* [TO DO]:
Each record that follows should be reproduced in full, character for character.

* [DATA EXTRACT]:
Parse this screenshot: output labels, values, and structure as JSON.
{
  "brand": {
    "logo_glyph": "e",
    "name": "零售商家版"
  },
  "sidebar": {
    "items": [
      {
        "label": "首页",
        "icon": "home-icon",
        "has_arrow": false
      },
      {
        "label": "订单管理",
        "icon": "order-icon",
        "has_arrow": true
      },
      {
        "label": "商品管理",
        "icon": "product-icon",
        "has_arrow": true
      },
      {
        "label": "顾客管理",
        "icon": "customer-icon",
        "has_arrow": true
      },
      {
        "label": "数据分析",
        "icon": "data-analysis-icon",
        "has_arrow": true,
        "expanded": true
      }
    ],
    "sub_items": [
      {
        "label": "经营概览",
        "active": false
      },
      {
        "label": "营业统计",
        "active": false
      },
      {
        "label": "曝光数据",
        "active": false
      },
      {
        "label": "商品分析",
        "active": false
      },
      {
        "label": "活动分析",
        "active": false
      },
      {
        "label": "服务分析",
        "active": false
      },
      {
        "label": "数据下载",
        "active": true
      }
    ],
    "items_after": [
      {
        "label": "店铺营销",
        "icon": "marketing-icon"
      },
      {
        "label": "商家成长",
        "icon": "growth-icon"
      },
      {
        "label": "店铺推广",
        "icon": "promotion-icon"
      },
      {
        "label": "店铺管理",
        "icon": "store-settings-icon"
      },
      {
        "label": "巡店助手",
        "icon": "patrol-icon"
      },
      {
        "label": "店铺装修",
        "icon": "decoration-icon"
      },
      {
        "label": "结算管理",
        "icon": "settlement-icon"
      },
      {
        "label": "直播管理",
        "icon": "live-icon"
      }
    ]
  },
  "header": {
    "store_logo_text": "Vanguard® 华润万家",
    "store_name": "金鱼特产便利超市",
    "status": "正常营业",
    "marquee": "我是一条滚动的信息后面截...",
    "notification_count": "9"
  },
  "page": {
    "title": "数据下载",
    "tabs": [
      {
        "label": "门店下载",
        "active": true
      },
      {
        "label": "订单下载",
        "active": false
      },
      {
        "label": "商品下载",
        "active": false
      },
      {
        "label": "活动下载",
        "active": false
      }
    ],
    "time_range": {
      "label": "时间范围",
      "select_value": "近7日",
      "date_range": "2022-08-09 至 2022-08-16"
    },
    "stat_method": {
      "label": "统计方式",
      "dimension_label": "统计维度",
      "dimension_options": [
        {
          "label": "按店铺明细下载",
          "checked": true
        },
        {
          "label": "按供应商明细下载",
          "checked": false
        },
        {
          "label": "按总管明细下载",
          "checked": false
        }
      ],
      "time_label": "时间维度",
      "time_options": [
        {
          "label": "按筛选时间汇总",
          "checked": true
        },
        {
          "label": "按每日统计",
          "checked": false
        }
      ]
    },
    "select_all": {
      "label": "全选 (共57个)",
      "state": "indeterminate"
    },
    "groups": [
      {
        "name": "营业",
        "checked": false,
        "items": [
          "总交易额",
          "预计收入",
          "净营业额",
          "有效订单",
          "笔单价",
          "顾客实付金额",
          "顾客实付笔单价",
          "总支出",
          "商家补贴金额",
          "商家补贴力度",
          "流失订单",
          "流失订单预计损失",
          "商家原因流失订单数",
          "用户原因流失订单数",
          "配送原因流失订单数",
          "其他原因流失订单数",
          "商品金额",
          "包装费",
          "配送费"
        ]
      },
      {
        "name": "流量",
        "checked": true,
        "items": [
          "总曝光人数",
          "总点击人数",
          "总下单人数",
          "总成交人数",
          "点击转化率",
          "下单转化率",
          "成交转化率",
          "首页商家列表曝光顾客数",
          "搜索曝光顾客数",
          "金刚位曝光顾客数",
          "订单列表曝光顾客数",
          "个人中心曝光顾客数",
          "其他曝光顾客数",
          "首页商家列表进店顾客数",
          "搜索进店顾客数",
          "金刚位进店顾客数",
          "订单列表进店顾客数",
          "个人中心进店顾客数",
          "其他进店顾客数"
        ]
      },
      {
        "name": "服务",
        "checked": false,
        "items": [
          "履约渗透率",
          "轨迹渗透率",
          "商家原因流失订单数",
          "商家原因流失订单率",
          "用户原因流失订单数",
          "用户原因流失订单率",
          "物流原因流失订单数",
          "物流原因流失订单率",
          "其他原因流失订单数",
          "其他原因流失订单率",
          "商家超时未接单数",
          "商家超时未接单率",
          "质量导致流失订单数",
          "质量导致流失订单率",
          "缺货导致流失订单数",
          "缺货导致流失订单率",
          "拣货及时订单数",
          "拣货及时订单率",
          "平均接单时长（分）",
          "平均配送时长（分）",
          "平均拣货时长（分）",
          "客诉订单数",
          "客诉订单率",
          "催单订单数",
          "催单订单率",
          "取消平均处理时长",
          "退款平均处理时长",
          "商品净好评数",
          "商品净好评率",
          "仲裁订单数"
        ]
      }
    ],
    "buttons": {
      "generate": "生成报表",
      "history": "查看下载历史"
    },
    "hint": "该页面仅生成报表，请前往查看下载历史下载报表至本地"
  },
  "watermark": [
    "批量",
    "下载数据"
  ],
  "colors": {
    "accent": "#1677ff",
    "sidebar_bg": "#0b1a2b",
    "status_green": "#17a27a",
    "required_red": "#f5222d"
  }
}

* [RESULT OF THIS EXERCISE]:
Parse this screenshot: output labels, values, and structure as JSON.
{
  "brand": {
    "logo_glyph": "e",
    "name": "零售商家版"
  },
  "sidebar": {
    "items": [
      {
        "label": "首页",
        "icon": "home-icon",
        "has_arrow": false
      },
      {
        "label": "订单管理",
        "icon": "order-icon",
        "has_arrow": true
      },
      {
        "label": "商品管理",
        "icon": "product-icon",
        "has_arrow": true
      },
      {
        "label": "顾客管理",
        "icon": "customer-icon",
        "has_arrow": true
      },
      {
        "label": "数据分析",
        "icon": "data-analysis-icon",
        "has_arrow": true,
        "expanded": true
      }
    ],
    "sub_items": [
      {
        "label": "经营概览",
        "active": false
      },
      {
        "label": "营业统计",
        "active": false
      },
      {
        "label": "曝光数据",
        "active": false
      },
      {
        "label": "商品分析",
        "active": false
      },
      {
        "label": "活动分析",
        "active": false
      },
      {
        "label": "服务分析",
        "active": false
      },
      {
        "label": "数据下载",
        "active": true
      }
    ],
    "items_after": [
      {
        "label": "店铺营销",
        "icon": "marketing-icon"
      },
      {
        "label": "商家成长",
        "icon": "growth-icon"
      },
      {
        "label": "店铺推广",
        "icon": "promotion-icon"
      },
      {
        "label": "店铺管理",
        "icon": "store-settings-icon"
      },
      {
        "label": "巡店助手",
        "icon": "patrol-icon"
      },
      {
        "label": "店铺装修",
        "icon": "decoration-icon"
      },
      {
        "label": "结算管理",
        "icon": "settlement-icon"
      },
      {
        "label": "直播管理",
        "icon": "live-icon"
      }
    ]
  },
  "header": {
    "store_logo_text": "Vanguard® 华润万家",
    "store_name": "金鱼特产便利超市",
    "status": "正常营业",
    "marquee": "我是一条滚动的信息后面截...",
    "notification_count": "9"
  },
  "page": {
    "title": "数据下载",
    "tabs": [
      {
        "label": "门店下载",
        "active": true
      },
      {
        "label": "订单下载",
        "active": false
      },
      {
        "label": "商品下载",
        "active": false
      },
      {
        "label": "活动下载",
        "active": false
      }
    ],
    "time_range": {
      "label": "时间范围",
      "select_value": "近7日",
      "date_range": "2022-08-09 至 2022-08-16"
    },
    "stat_method": {
      "label": "统计方式",
      "dimension_label": "统计维度",
      "dimension_options": [
        {
          "label": "按店铺明细下载",
          "checked": true
        },
        {
          "label": "按供应商明细下载",
          "checked": false
        },
        {
          "label": "按总管明细下载",
          "checked": false
        }
      ],
      "time_label": "时间维度",
      "time_options": [
        {
          "label": "按筛选时间汇总",
          "checked": true
        },
        {
          "label": "按每日统计",
          "checked": false
        }
      ]
    },
    "select_all": {
      "label": "全选 (共57个)",
      "state": "indeterminate"
    },
    "groups": [
      {
        "name": "营业",
        "checked": false,
        "items": [
          "总交易额",
          "预计收入",
          "净营业额",
          "有效订单",
          "笔单价",
          "顾客实付金额",
          "顾客实付笔单价",
          "总支出",
          "商家补贴金额",
          "商家补贴力度",
          "流失订单",
          "流失订单预计损失",
          "商家原因流失订单数",
          "用户原因流失订单数",
          "配送原因流失订单数",
          "其他原因流失订单数",
          "商品金额",
          "包装费",
          "配送费"
        ]
      },
      {
        "name": "流量",
        "checked": true,
        "items": [
          "总曝光人数",
          "总点击人数",
          "总下单人数",
          "总成交人数",
          "点击转化率",
          "下单转化率",
          "成交转化率",
          "首页商家列表曝光顾客数",
          "搜索曝光顾客数",
          "金刚位曝光顾客数",
          "订单列表曝光顾客数",
          "个人中心曝光顾客数",
          "其他曝光顾客数",
          "首页商家列表进店顾客数",
          "搜索进店顾客数",
          "金刚位进店顾客数",
          "订单列表进店顾客数",
          "个人中心进店顾客数",
          "其他进店顾客数"
        ]
      },
      {
        "name": "服务",
        "checked": false,
        "items": [
          "履约渗透率",
          "轨迹渗透率",
          "商家原因流失订单数",
          "商家原因流失订单率",
          "用户原因流失订单数",
          "用户原因流失订单率",
          "物流原因流失订单数",
          "物流原因流失订单率",
          "其他原因流失订单数",
          "其他原因流失订单率",
          "商家超时未接单数",
          "商家超时未接单率",
          "质量导致流失订单数",
          "质量导致流失订单率",
          "缺货导致流失订单数",
          "缺货导致流失订单率",
          "拣货及时订单数",
          "拣货及时订单率",
          "平均接单时长（分）",
          "平均配送时长（分）",
          "平均拣货时长（分）",
          "客诉订单数",
          "客诉订单率",
          "催单订单数",
          "催单订单率",
          "取消平均处理时长",
          "退款平均处理时长",
          "商品净好评数",
          "商品净好评率",
          "仲裁订单数"
        ]
      }
    ],
    "buttons": {
      "generate": "生成报表",
      "history": "查看下载历史"
    },
    "hint": "该页面仅生成报表，请前往查看下载历史下载报表至本地"
  },
  "watermark": [
    "批量",
    "下载数据"
  ],
  "colors": {
    "accent": "#1677ff",
    "sidebar_bg": "#0b1a2b",
    "status_green": "#17a27a",
    "required_red": "#f5222d"
  }
}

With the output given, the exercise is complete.